Facebook is soon going to end support for messaging on its mobile browser version. The company is also notifying mobile browser users to download the Messenger app to continue messaging friends on the social network. The latest move comes approximately two years after Facebook had separated Messenger from the Facebook app.
While it is still possible to message through the mobile browser, but it has already become cumbersome. Facebook is showing a message that “your conversations are moving to Messenger.” On tapping the tiny “X” you can see the messages, but tapping on any of the message, it will redirect you to Google Play store. Go back to the messages, and then finally you can start your conversations.
At the time of filing this article I could access messages through the mobile site without getting any notification, but a few have already started receiving the notification. And it looks like it is just a matter of time before the same starts to appear to more people. That said, it is not very clear whether Facebook will force the same on its Facebook Lite users or those using the social networking site on popular third party browsers like UC Web or Opera Mini, which have a deeper Facebook integration.

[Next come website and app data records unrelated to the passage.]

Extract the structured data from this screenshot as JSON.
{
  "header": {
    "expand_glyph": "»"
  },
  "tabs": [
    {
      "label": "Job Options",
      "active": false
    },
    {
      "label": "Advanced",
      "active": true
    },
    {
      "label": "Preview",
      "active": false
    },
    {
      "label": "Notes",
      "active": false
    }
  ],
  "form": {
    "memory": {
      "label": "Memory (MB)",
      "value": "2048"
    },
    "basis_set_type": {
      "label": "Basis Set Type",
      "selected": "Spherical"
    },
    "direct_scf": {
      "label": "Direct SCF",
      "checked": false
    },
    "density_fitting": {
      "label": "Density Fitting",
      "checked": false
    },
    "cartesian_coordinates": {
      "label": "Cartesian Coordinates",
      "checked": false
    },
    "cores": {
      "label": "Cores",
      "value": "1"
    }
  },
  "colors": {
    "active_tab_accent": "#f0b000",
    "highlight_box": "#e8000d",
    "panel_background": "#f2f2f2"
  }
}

Well, it is not the first time Facebook has forced the Messenger app on its users. Back in 2014, Facebook had announced separating the messaging feature from its mobile app. Despite initial backlash from users, Facebook defended the move stating it would help deliver quality of experience. “We’re trying to build a service that’s good for everyone. Because Messenger is faster and more focused, if you’re using it, you respond to messages faster,” Mark Zuckerberg had then responded to the criticism.
For Facebook, the move has done wonders as its Messenger is now the world’s second largest instant messaging app after WhatsApp with over 900 million users worldwide. In last two years, the Messenger app has significantly evolved from just routine instant messaging application to a platform that now lets you interact with Artificial Intelligence-based bots.

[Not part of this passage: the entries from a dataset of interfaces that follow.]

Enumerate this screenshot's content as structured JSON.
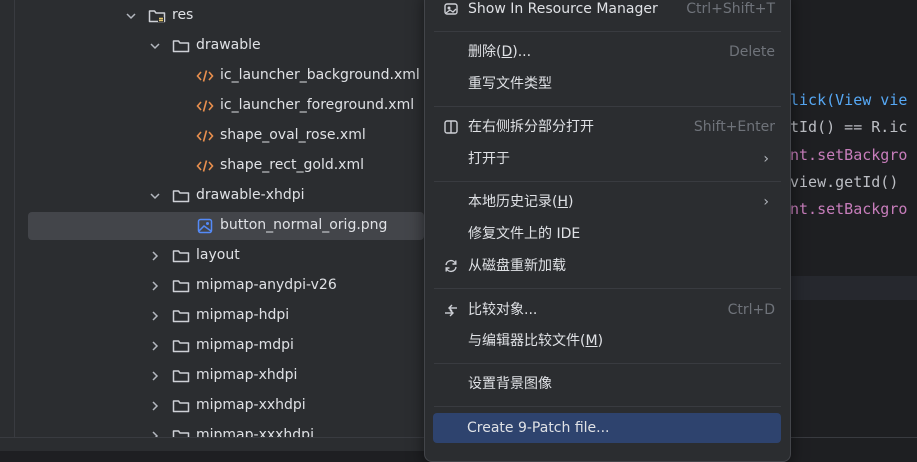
{
  "tree": {
    "rows": [
      {
        "label": "res",
        "kind": "res-folder",
        "chevron": "down"
      },
      {
        "label": "drawable",
        "kind": "folder",
        "chevron": "down"
      },
      {
        "label": "ic_launcher_background.xml",
        "kind": "xml"
      },
      {
        "label": "ic_launcher_foreground.xml",
        "kind": "xml"
      },
      {
        "label": "shape_oval_rose.xml",
        "kind": "xml"
      },
      {
        "label": "shape_rect_gold.xml",
        "kind": "xml"
      },
      {
        "label": "drawable-xhdpi",
        "kind": "folder",
        "chevron": "down"
      },
      {
        "label": "button_normal_orig.png",
        "kind": "png",
        "selected": true
      },
      {
        "label": "layout",
        "kind": "folder",
        "chevron": "right"
      },
      {
        "label": "mipmap-anydpi-v26",
        "kind": "folder",
        "chevron": "right"
      },
      {
        "label": "mipmap-hdpi",
        "kind": "folder",
        "chevron": "right"
      },
      {
        "label": "mipmap-mdpi",
        "kind": "folder",
        "chevron": "right"
      },
      {
        "label": "mipmap-xhdpi",
        "kind": "folder",
        "chevron": "right"
      },
      {
        "label": "mipmap-xxhdpi",
        "kind": "folder",
        "chevron": "right"
      },
      {
        "label": "mipmap-xxxhdpi",
        "kind": "folder",
        "chevron": "right"
      }
    ]
  },
  "editor": {
    "lines": [
      {
        "text": "lick(View vie",
        "color": "#56a8f5"
      },
      {
        "text": "tId() == R.ic",
        "color": "#bcbec4"
      },
      {
        "text": "nt.setBackgro",
        "color": "#c77dbb"
      },
      {
        "text": "view.getId() ",
        "color": "#bcbec4"
      },
      {
        "text": "nt.setBackgro",
        "color": "#c77dbb"
      }
    ]
  },
  "menu": {
    "show_resource_manager": {
      "label": "Show In Resource Manager",
      "shortcut": "Ctrl+Shift+T"
    },
    "delete": {
      "label_pre": "删除(",
      "mnemonic": "D",
      "label_post": ")...",
      "shortcut": "Delete"
    },
    "override_type": {
      "label": "重写文件类型"
    },
    "open_split": {
      "label": "在右侧拆分部分打开",
      "shortcut": "Shift+Enter"
    },
    "open_in": {
      "label": "打开于"
    },
    "local_history": {
      "label_pre": "本地历史记录(",
      "mnemonic": "H",
      "label_post": ")"
    },
    "repair_ide": {
      "label": "修复文件上的 IDE"
    },
    "reload_disk": {
      "label": "从磁盘重新加载"
    },
    "compare_with": {
      "label": "比较对象...",
      "shortcut": "Ctrl+D"
    },
    "compare_editor": {
      "label_pre": "与编辑器比较文件(",
      "mnemonic": "M",
      "label_post": ")"
    },
    "set_background": {
      "label": "设置背景图像"
    },
    "create_9patch": {
      "label": "Create 9-Patch file..."
    }
  }
}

Currently there is no such data on how many users have been accessing the messages through mobile web browsers. But many have been using this web browser workaround to access messages as they didn’t want to download the Messenger app.
Even I have been using this workaround for a very long time as it gave me the liberty to message only when I intended to. The messaging experience on mobile browser is definitely not at par with the standalone app, but gets the job done nevertheless. So, not having another battery-hogging app on my smartphone made totally sense.